Food For Health: Liver Cleansing Muesli, Blueberries Vanilla and Teff Gourmet Protein Muesli, Simply Fibre Muesli

Forage: Bircher, Porridge

Genius: Gluten Free Crumpets, Gluten Free Pitta Breads, Glute Free Soft Brown Sandwich Loaf, Gluten Free Soft White Rolls, Gluten Free Soft White Sandwich Loaf, Gluten Free Triple Seeded Sandwich, Gluten Free Triple Seeded Soft Rolls

Kelloggs: Corn Flakes, Corn Flakes Gluten Free, Rice Bubbles, Special K Gluten Free

Natureen: Pizza Bases, Wraps

Organ: All Purpose Plain Flour Gluten Free, Black Bean Crackers, Buckwheat Crispi Bread, Buckwheat Pancake Mix, Buckwheat Spirals, Buckwheat Wafer Crackers, Chia Crispi Bread, Chia Wafer Crackers, Corn Bread Crumbs, Corn Crispibread, Essential Fibre Crispibread, Lasagne Mini Sheets, Quinoa Crispi Bread, Quinoa Penne, Quinoa Spirals, Quinoa Wafer Crackers, Rice and Corn Macaroni, Rice and Corn Penne, Rice and Corn Spiral, Rice and Corn Tortelli, Rice Bread Crumbs, Rice Crispi Bread, Rice Spirals, Self Raising Flour Gluten Free

Purebred: Gluten Free Poppy Seed Bagels, Gluten Free Soft White Sandwich Rolls

Simply Wize: Gluten Free Gnocchi, Gnocchi Pumpkin Gluten Free, Pizza Bases, Spinach Gnocchi

Tip Top: Sandwich Thins Lightly Seeded, Sandwich Thins Original, Sandwich Thins Wholemeal

Uncle Tobys: Oats Quick, Oats Quick Sachets, Oats Traditional

Written by: Emily Monro (student dietitian)
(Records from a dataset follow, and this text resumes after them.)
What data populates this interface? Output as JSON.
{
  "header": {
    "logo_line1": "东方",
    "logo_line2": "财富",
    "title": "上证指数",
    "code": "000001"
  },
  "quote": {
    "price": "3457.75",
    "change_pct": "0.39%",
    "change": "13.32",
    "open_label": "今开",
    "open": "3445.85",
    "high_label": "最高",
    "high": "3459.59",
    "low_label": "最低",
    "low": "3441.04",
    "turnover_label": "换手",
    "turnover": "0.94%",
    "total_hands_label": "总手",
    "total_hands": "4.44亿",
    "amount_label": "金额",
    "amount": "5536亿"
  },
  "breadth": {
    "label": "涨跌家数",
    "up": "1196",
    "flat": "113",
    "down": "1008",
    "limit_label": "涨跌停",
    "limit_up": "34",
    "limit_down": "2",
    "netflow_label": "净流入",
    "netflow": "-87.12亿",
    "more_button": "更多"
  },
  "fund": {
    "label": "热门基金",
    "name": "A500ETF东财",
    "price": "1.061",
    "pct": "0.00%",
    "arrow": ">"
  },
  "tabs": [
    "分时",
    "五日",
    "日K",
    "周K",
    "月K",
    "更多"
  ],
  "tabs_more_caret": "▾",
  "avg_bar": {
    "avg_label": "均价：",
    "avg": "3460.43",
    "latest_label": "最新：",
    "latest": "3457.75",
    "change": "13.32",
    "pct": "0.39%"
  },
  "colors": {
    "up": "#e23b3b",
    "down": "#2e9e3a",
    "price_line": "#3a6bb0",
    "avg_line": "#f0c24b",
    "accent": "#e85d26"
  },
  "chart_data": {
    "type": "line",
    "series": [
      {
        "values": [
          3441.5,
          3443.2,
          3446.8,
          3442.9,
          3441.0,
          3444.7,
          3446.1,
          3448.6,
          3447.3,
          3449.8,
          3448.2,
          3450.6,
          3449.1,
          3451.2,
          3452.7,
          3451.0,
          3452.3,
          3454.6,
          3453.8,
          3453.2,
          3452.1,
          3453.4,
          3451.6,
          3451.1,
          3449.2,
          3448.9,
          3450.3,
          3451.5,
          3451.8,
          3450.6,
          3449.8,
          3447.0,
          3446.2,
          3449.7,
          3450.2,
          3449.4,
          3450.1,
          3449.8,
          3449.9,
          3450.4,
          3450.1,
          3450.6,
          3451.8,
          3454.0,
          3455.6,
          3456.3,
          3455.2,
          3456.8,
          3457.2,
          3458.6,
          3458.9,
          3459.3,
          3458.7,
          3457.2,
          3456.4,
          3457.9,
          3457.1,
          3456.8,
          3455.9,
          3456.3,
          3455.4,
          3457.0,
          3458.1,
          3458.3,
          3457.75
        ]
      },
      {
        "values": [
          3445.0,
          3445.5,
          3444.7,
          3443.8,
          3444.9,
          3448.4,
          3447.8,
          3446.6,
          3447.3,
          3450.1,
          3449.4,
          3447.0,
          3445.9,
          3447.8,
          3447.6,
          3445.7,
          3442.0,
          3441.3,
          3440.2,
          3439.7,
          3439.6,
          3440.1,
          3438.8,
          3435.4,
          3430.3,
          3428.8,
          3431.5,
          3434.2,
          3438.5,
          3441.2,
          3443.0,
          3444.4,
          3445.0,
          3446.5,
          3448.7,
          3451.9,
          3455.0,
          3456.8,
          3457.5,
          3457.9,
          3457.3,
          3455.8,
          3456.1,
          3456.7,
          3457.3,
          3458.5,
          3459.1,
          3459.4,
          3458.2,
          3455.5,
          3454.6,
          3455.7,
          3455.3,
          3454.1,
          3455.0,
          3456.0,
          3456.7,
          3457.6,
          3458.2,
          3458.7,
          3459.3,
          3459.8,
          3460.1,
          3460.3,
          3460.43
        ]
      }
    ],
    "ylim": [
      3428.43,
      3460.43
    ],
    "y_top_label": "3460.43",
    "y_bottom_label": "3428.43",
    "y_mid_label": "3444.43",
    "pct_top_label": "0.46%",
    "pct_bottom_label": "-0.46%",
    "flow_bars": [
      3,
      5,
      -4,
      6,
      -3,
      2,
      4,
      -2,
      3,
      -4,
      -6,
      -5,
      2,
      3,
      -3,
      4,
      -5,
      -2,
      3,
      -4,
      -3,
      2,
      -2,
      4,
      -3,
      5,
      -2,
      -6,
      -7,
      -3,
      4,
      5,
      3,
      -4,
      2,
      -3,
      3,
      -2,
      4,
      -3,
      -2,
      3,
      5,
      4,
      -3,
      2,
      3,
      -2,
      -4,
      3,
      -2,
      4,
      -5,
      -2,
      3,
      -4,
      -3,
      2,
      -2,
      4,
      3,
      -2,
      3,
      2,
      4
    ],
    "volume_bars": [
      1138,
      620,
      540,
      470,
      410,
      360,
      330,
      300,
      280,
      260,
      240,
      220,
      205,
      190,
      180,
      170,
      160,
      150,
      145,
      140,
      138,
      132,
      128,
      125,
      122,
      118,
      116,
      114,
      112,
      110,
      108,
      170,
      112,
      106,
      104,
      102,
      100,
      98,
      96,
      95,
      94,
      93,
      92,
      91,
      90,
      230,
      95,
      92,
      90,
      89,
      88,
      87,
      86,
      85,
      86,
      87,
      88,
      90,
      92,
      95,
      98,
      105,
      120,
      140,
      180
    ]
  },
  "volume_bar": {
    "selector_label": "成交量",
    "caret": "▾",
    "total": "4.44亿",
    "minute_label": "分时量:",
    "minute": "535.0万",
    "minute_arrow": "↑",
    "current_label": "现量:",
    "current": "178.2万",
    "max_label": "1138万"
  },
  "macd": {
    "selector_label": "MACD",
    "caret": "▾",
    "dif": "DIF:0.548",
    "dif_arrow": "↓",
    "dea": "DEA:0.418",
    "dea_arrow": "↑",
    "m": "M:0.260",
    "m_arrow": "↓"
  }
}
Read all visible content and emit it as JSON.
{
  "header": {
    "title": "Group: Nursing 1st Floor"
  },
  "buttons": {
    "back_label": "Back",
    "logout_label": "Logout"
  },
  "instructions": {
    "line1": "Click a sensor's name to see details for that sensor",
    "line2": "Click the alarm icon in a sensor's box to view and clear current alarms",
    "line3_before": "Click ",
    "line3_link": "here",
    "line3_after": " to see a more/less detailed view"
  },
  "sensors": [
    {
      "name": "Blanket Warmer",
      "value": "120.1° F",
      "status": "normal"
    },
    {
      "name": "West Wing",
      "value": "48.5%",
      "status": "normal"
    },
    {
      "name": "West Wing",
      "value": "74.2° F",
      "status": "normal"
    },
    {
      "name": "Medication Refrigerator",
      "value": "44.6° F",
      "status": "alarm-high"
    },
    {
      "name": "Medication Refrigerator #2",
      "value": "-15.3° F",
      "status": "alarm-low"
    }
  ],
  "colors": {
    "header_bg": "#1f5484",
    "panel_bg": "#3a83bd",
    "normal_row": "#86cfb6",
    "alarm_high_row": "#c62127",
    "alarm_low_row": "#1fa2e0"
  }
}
Edited by: Rebecca Ponsford (APD)

References:

  1. A Fedewa and S.S.C Rao: https://www.ncbi.nlm.nih.gov/pmc/articles/PMC3934501/
  2. Dr Jane Varney: https://www.monashfodmap.com/blog/using-non-traditional-cereals-and-grains/
  3. Eat For Health: https://www.eatforhealth.gov.au/food-essentials/five-food-groups/grain-cereal-foods-mostly-wholegrain-and-or-high-cereal-fibre
  4. The Nutrition Source: https://www.hsph.harvard.edu/nutritionsource/what-should-you-eat/whole-grains/

 

How To Eat Grains On The Low FODMAP Diet
0
0 item
My Cart
Empty Cart